**** Extracted material

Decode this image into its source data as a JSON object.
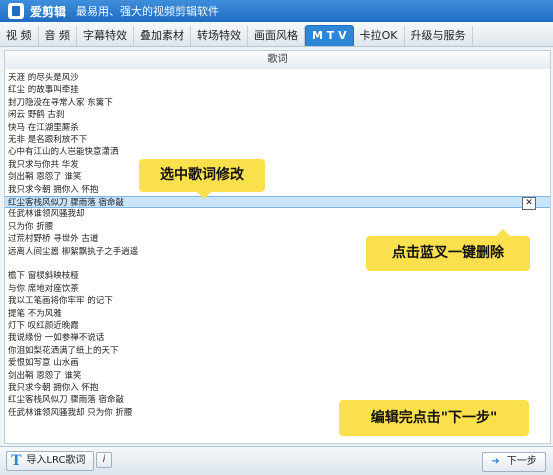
{
  "app": {
    "name": "爱剪辑",
    "subtitle": "最易用、强大的视频剪辑软件"
  },
  "tabs": [
    {
      "label": "视  频"
    },
    {
      "label": "音  频"
    },
    {
      "label": "字幕特效"
    },
    {
      "label": "叠加素材"
    },
    {
      "label": "转场特效"
    },
    {
      "label": "画面风格"
    },
    {
      "label": "M T V",
      "active": true
    },
    {
      "label": "卡拉OK"
    },
    {
      "label": "升级与服务"
    }
  ],
  "lyrics_header": "歌词",
  "lyrics": [
    "天涯 的尽头是风沙",
    "红尘 的故事叫牵挂",
    "封刀隐没在寻常人家 东篱下",
    "闲云 野鹤 古刹",
    "快马 在江湖里厮杀",
    "无非 是名跟利放不下",
    "心中有江山的人岂能快意潇洒",
    "我只求与你共 华发",
    "剑出鞘 恩怨了 谁笑",
    "我只求今朝 拥你入 怀抱",
    "红尘客栈风似刀 骤雨落 宿命敲",
    "任武林谁领风骚我却",
    "只为你 折腰",
    "过荒村野桥 寻世外 古道",
    "远离人间尘嚣 柳絮飘执子之手逍遥",
    "",
    "檐下 窗棂斜映枝桠",
    "与你 席地对座饮茶",
    "我以工笔画将你牢牢 的记下",
    "提笔 不为风雅",
    "灯下 叹红颜近晚霞",
    "我说缘份 一如参禅不说话",
    "你泪如梨花洒满了纸上的天下",
    "爱恨如写意 山水画",
    "剑出鞘 恩怨了 谁笑",
    "我只求今朝 拥你入 怀抱",
    "红尘客栈风似刀 骤雨落 宿命敲",
    "任武林谁领风骚我却 只为你 折腰"
  ],
  "selected_index": 10,
  "delete_label": "✕",
  "callouts": {
    "select": "选中歌词修改",
    "delete": "点击蓝叉一键删除",
    "next": "编辑完点击\"下一步\""
  },
  "bottom": {
    "import_icon": "T",
    "import_label": "导入LRC歌词",
    "info_label": "i",
    "next_arrow": "➜",
    "next_label": "下一步"
  },
  "colors": {
    "accent": "#2f86d6",
    "callout": "#fbe04d",
    "selected_row": "#c9e4fb"
  }
}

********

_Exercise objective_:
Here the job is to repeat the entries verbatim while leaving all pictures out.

_Answer space_:
Decode this image into its source data as a JSON object.
{
  "app": {
    "name": "爱剪辑",
    "subtitle": "最易用、强大的视频剪辑软件"
  },
  "tabs": [
    {
      "label": "视  频"
    },
    {
      "label": "音  频"
    },
    {
      "label": "字幕特效"
    },
    {
      "label": "叠加素材"
    },
    {
      "label": "转场特效"
    },
    {
      "label": "画面风格"
    },
    {
      "label": "M T V",
      "active": true
    },
    {
      "label": "卡拉OK"
    },
    {
      "label": "升级与服务"
    }
  ],
  "lyrics_header": "歌词",
  "lyrics": [
    "天涯 的尽头是风沙",
    "红尘 的故事叫牵挂",
    "封刀隐没在寻常人家 东篱下",
    "闲云 野鹤 古刹",
    "快马 在江湖里厮杀",
    "无非 是名跟利放不下",
    "心中有江山的人岂能快意潇洒",
    "我只求与你共 华发",
    "剑出鞘 恩怨了 谁笑",
    "我只求今朝 拥你入 怀抱",
    "红尘客栈风似刀 骤雨落 宿命敲",
    "任武林谁领风骚我却",
    "只为你 折腰",
    "过荒村野桥 寻世外 古道",
    "远离人间尘嚣 柳絮飘执子之手逍遥",
    "",
    "檐下 窗棂斜映枝桠",
    "与你 席地对座饮茶",
    "我以工笔画将你牢牢 的记下",
    "提笔 不为风雅",
    "灯下 叹红颜近晚霞",
    "我说缘份 一如参禅不说话",
    "你泪如梨花洒满了纸上的天下",
    "爱恨如写意 山水画",
    "剑出鞘 恩怨了 谁笑",
    "我只求今朝 拥你入 怀抱",
    "红尘客栈风似刀 骤雨落 宿命敲",
    "任武林谁领风骚我却 只为你 折腰"
  ],
  "selected_index": 10,
  "delete_label": "✕",
  "callouts": {
    "select": "选中歌词修改",
    "delete": "点击蓝叉一键删除",
    "next": "编辑完点击\"下一步\""
  },
  "bottom": {
    "import_icon": "T",
    "import_label": "导入LRC歌词",
    "info_label": "i",
    "next_arrow": "➜",
    "next_label": "下一步"
  },
  "colors": {
    "accent": "#2f86d6",
    "callout": "#fbe04d",
    "selected_row": "#c9e4fb"
  }
}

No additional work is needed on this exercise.